* TASK INSTRUCTIONS
Every entry gets copied exactly. No images go into the copy.

(Data records for software interfaces)
-.-.-
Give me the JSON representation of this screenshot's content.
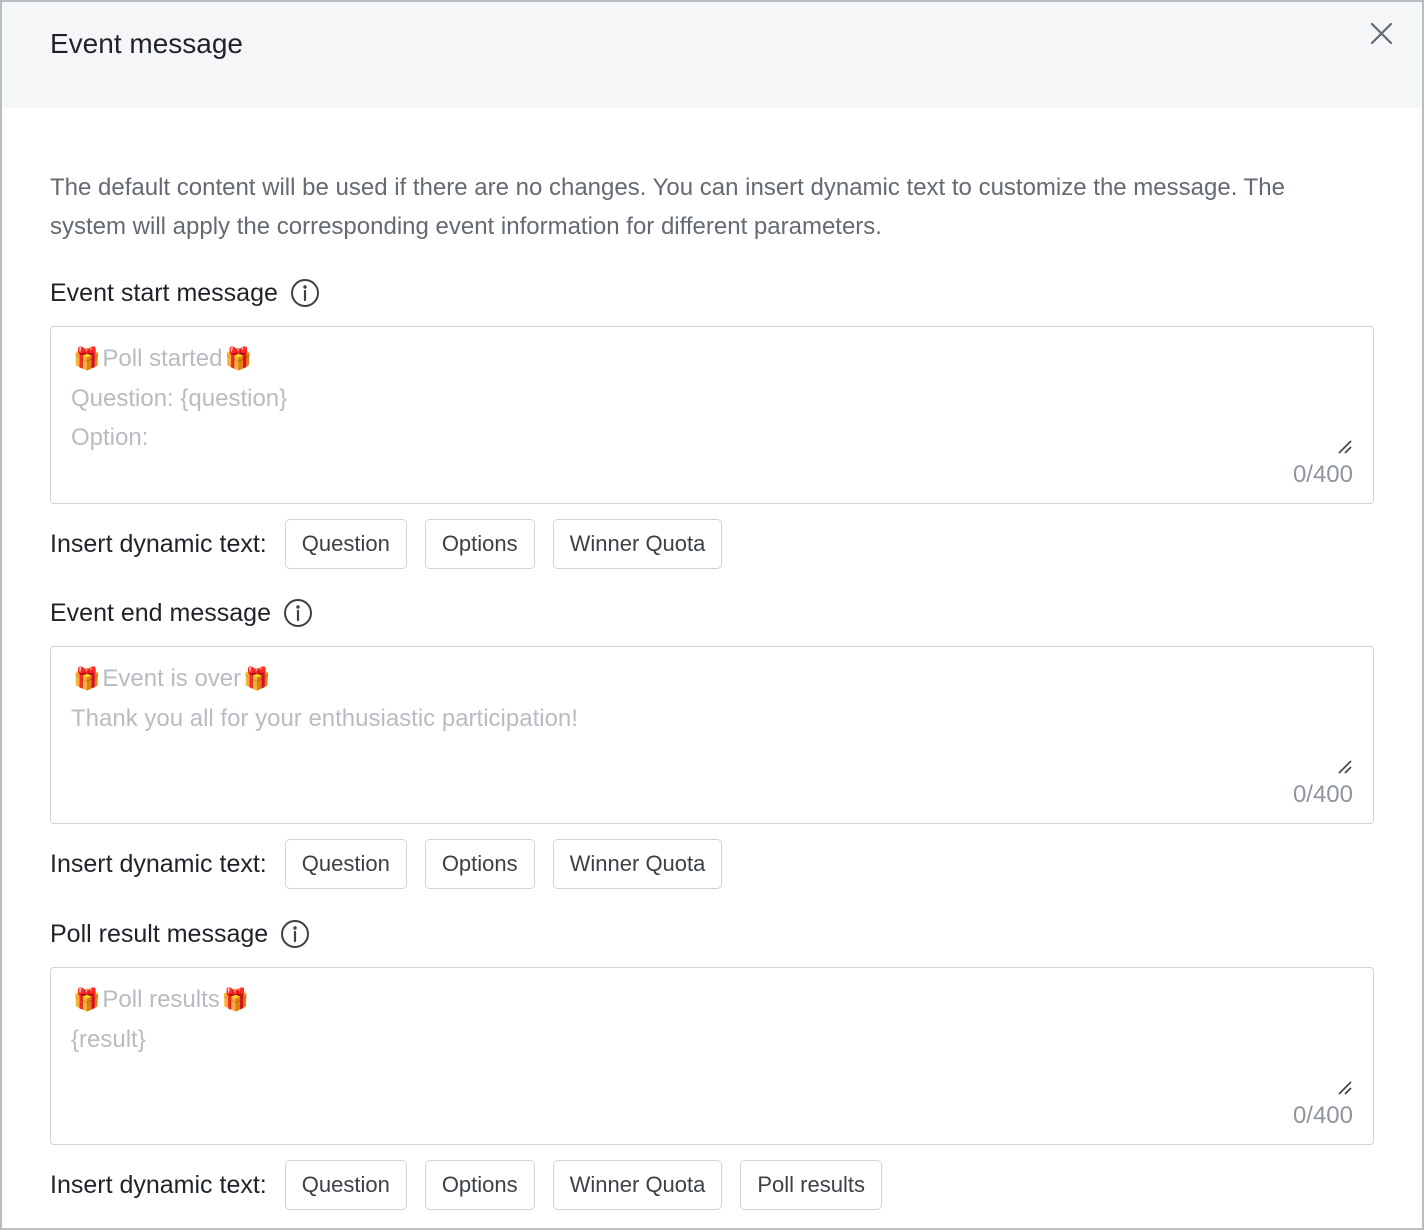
{
  "dialog": {
    "title": "Event message",
    "close_icon": "close-icon"
  },
  "description": "The default content will be used if there are no changes. You can insert dynamic text to customize the message. The system will apply the corresponding event information for different parameters.",
  "sections": [
    {
      "title": "Event start message",
      "info_icon": "info-icon",
      "placeholder_lines": [
        "Poll started",
        "Question: {question}",
        "Option:"
      ],
      "first_line_has_gifts": true,
      "counter": "0/400",
      "insert_label": "Insert dynamic text:",
      "chips": [
        "Question",
        "Options",
        "Winner Quota"
      ]
    },
    {
      "title": "Event end message",
      "info_icon": "info-icon",
      "placeholder_lines": [
        "Event is over",
        "Thank you all for your enthusiastic participation!"
      ],
      "first_line_has_gifts": true,
      "counter": "0/400",
      "insert_label": "Insert dynamic text:",
      "chips": [
        "Question",
        "Options",
        "Winner Quota"
      ]
    },
    {
      "title": "Poll result message",
      "info_icon": "info-icon",
      "placeholder_lines": [
        "Poll results",
        "{result}"
      ],
      "first_line_has_gifts": true,
      "counter": "0/400",
      "insert_label": "Insert dynamic text:",
      "chips": [
        "Question",
        "Options",
        "Winner Quota",
        "Poll results"
      ]
    }
  ],
  "icons": {
    "gift": "🎁",
    "gift_icon_name": "gift-icon",
    "resize_icon_name": "resize-handle-icon"
  }
}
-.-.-
* RESPONSE TO THE TASK
Give me the JSON representation of this screenshot's content.
{
  "dialog": {
    "title": "Event message",
    "close_icon": "close-icon"
  },
  "description": "The default content will be used if there are no changes. You can insert dynamic text to customize the message. The system will apply the corresponding event information for different parameters.",
  "sections": [
    {
      "title": "Event start message",
      "info_icon": "info-icon",
      "placeholder_lines": [
        "Poll started",
        "Question: {question}",
        "Option:"
      ],
      "first_line_has_gifts": true,
      "counter": "0/400",
      "insert_label": "Insert dynamic text:",
      "chips": [
        "Question",
        "Options",
        "Winner Quota"
      ]
    },
    {
      "title": "Event end message",
      "info_icon": "info-icon",
      "placeholder_lines": [
        "Event is over",
        "Thank you all for your enthusiastic participation!"
      ],
      "first_line_has_gifts": true,
      "counter": "0/400",
      "insert_label": "Insert dynamic text:",
      "chips": [
        "Question",
        "Options",
        "Winner Quota"
      ]
    },
    {
      "title": "Poll result message",
      "info_icon": "info-icon",
      "placeholder_lines": [
        "Poll results",
        "{result}"
      ],
      "first_line_has_gifts": true,
      "counter": "0/400",
      "insert_label": "Insert dynamic text:",
      "chips": [
        "Question",
        "Options",
        "Winner Quota",
        "Poll results"
      ]
    }
  ],
  "icons": {
    "gift": "🎁",
    "gift_icon_name": "gift-icon",
    "resize_icon_name": "resize-handle-icon"
  }
}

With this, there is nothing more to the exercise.